Fishkill volume 1 is blessed with the unmistakable style of Ben Templesmith’s artwork. His unique visuals swing between caricature and immaculate detail, all while maintaining a consistent tone and quality within the book. The grimy and fog-covered New York descends into dark chaos in dementedly beautiful fashion, with art that is somehow both over-the-top and subdued. Fishkill himself is a hulking mass of a man with insane proportions and an equally ugly mug; in other words, a perfect protagonist for a dark neo-noir tale. The various villains and side characters look like your bog-standard heads of conspiracy types but are menacing enough to be memorable. Templesmith takes his dark and beautiful style to the architecture, with its landmarks displayed in a dour and ironically oppressive manner to match the regime that has come of the story’s conspiratorial acts, and they show in the background of the small streets and apartment building where faceless and heavily armed police carry out their work. Templesmith’s hazy style here makes the uncertain reality of Fishkill’s perspective all the more believable and effective as well, with specters of memory popping in and out of the story in a way the comes off as surprising (as it should) but also fitting. It adds more uncertainty to the comic’s already shaky reality.

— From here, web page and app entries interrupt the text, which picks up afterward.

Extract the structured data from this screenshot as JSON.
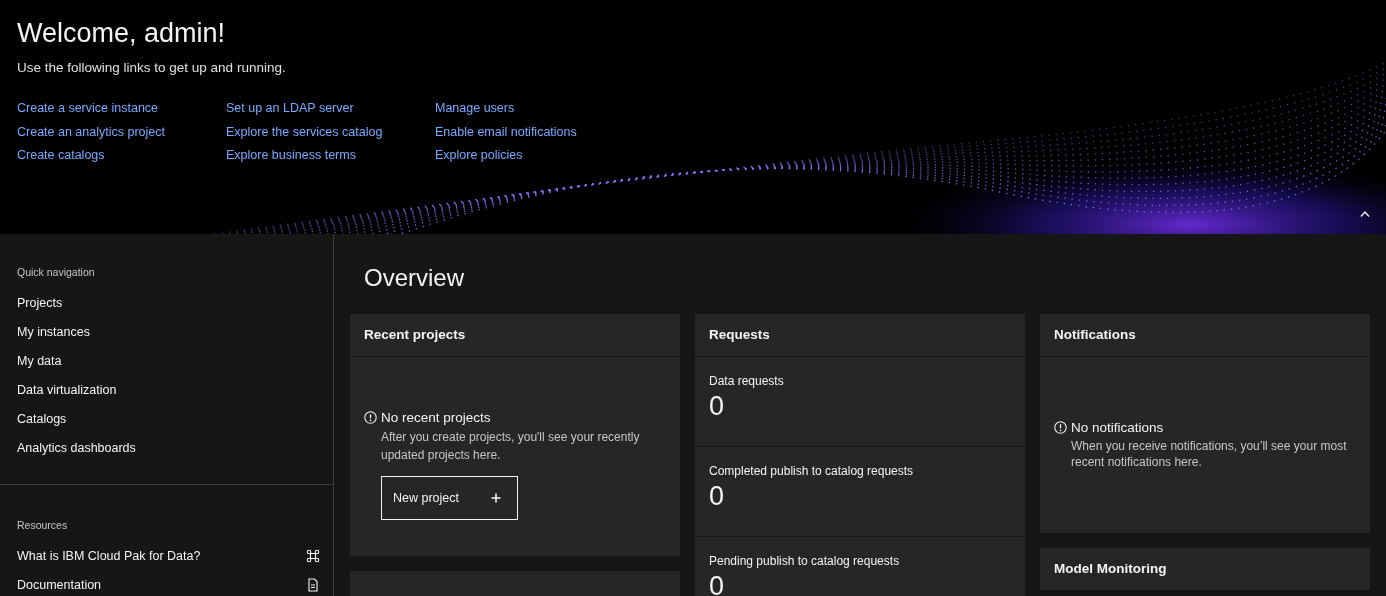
{
  "hero": {
    "title": "Welcome, admin!",
    "subtitle": "Use the following links to get up and running.",
    "link_columns": [
      [
        "Create a service instance",
        "Create an analytics project",
        "Create catalogs"
      ],
      [
        "Set up an LDAP server",
        "Explore the services catalog",
        "Explore business terms"
      ],
      [
        "Manage users",
        "Enable email notifications",
        "Explore policies"
      ]
    ]
  },
  "sidebar": {
    "sections": [
      {
        "heading": "Quick navigation",
        "items": [
          {
            "label": "Projects"
          },
          {
            "label": "My instances"
          },
          {
            "label": "My data"
          },
          {
            "label": "Data virtualization"
          },
          {
            "label": "Catalogs"
          },
          {
            "label": "Analytics dashboards"
          }
        ]
      },
      {
        "heading": "Resources",
        "items": [
          {
            "label": "What is IBM Cloud Pak for Data?"
          },
          {
            "label": "Documentation"
          }
        ]
      }
    ]
  },
  "main": {
    "title": "Overview",
    "columns": [
      [
        {
          "kind": "empty",
          "title": "Recent projects",
          "message": "No recent projects",
          "detail": "After you create projects, you'll see your recently updated projects here.",
          "button": "New project"
        },
        {
          "kind": "blank"
        }
      ],
      [
        {
          "kind": "stats",
          "title": "Requests",
          "stats": [
            {
              "label": "Data requests",
              "value": "0"
            },
            {
              "label": "Completed publish to catalog requests",
              "value": "0"
            },
            {
              "label": "Pending publish to catalog requests",
              "value": "0"
            }
          ]
        }
      ],
      [
        {
          "kind": "empty",
          "title": "Notifications",
          "message": "No notifications",
          "detail": "When you receive notifications, you’ll see your most recent notifications here."
        },
        {
          "kind": "header",
          "title": "Model Monitoring"
        }
      ]
    ]
  }
}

Templesmith also handles the lettering, which comes out as varied and stylized as the rest of his work. Fonts swing wildly from character to character, from scratchy scribblings cursive prose to other fonts I’ve never even seen in a comic before. There’s nothing familiar or formulaic about the letters here, which may bother some but honestly is a welcome sight. He uses the sing-song and rhyming recitations as an excuse to use a lot of lettering styles, and it works pretty damn well. This is a fantastic-looking comic, with a visual style that stands amongst its peers and stands out from the rest of the crop.

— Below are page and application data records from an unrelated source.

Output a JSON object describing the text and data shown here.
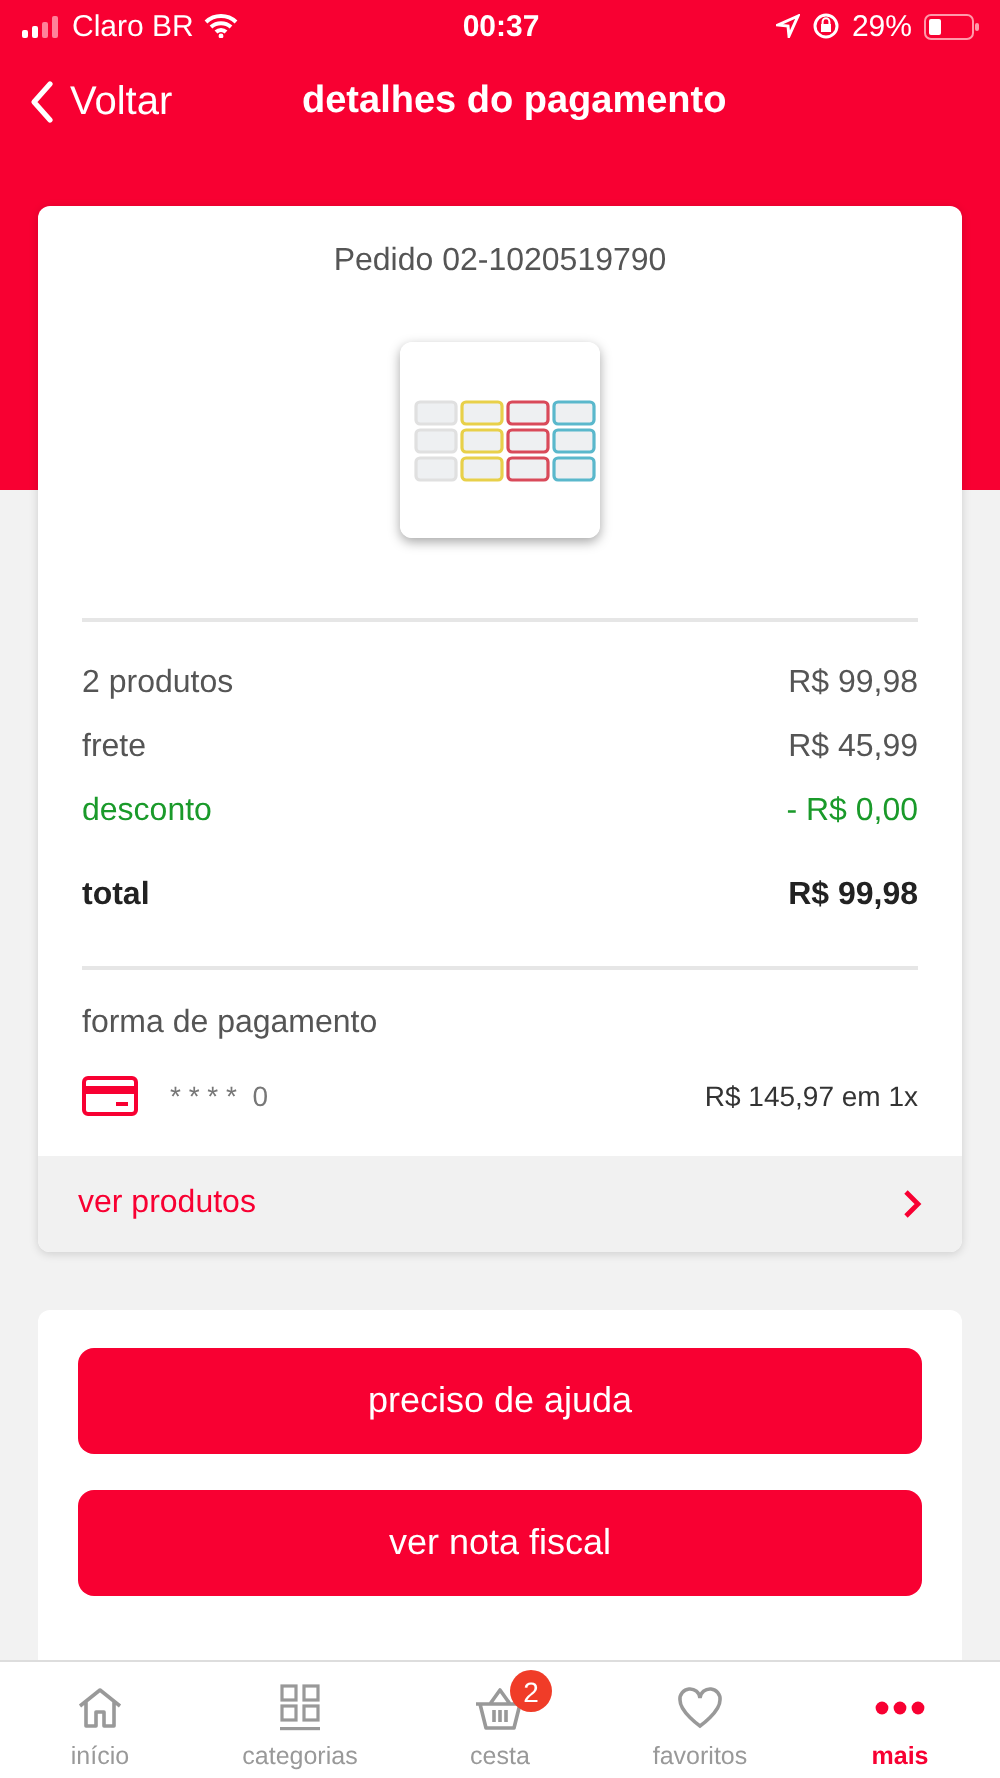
{
  "status_bar": {
    "carrier": "Claro BR",
    "time": "00:37",
    "battery": "29%"
  },
  "nav": {
    "back": "Voltar",
    "title": "detalhes do pagamento"
  },
  "order": {
    "title": "Pedido 02-1020519790",
    "summary": [
      {
        "kind": "normal",
        "label": "2 produtos",
        "value": "R$ 99,98"
      },
      {
        "kind": "normal",
        "label": "frete",
        "value": "R$ 45,99"
      },
      {
        "kind": "discount",
        "label": "desconto",
        "value": "- R$ 0,00"
      },
      {
        "kind": "total",
        "label": "total",
        "value": "R$ 99,98"
      }
    ],
    "payment": {
      "heading": "forma de pagamento",
      "card": "* * * *  0",
      "amount": "R$ 145,97 em 1x"
    },
    "link": "ver produtos"
  },
  "actions": [
    "preciso de ajuda",
    "ver nota fiscal"
  ],
  "tabs": [
    {
      "kind": "home",
      "label": "início",
      "selected": false
    },
    {
      "kind": "grid",
      "label": "categorias",
      "selected": false
    },
    {
      "kind": "basket",
      "label": "cesta",
      "selected": false,
      "badge": "2"
    },
    {
      "kind": "heart",
      "label": "favoritos",
      "selected": false
    },
    {
      "kind": "more",
      "label": "mais",
      "selected": true
    }
  ]
}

Fishkill Vol. 1 is a knockdown, drag-out, grimy, and gritty neo-noir comic book that wears its influences on its sleeve while still staying original and interesting in its own ways. Fogler and Blum’s writing questions the reliability of the story’s own narrative and tosses you down a conspiratorial rabbit hole. There are certainly some bumps and questionable turns in the road, some of which detract from the book’s enjoyability, but this stays a solidly written experience through these first 4 issues. Templesmith’s art is a brilliantly macabre revelation, with a sort of uncanny beauty in its unorthodox character designs and intelligent direction. This is a delight of a neo-noir story, and if you’re a fan of the genre, you owe it to yourself to pick up this first volume, available now!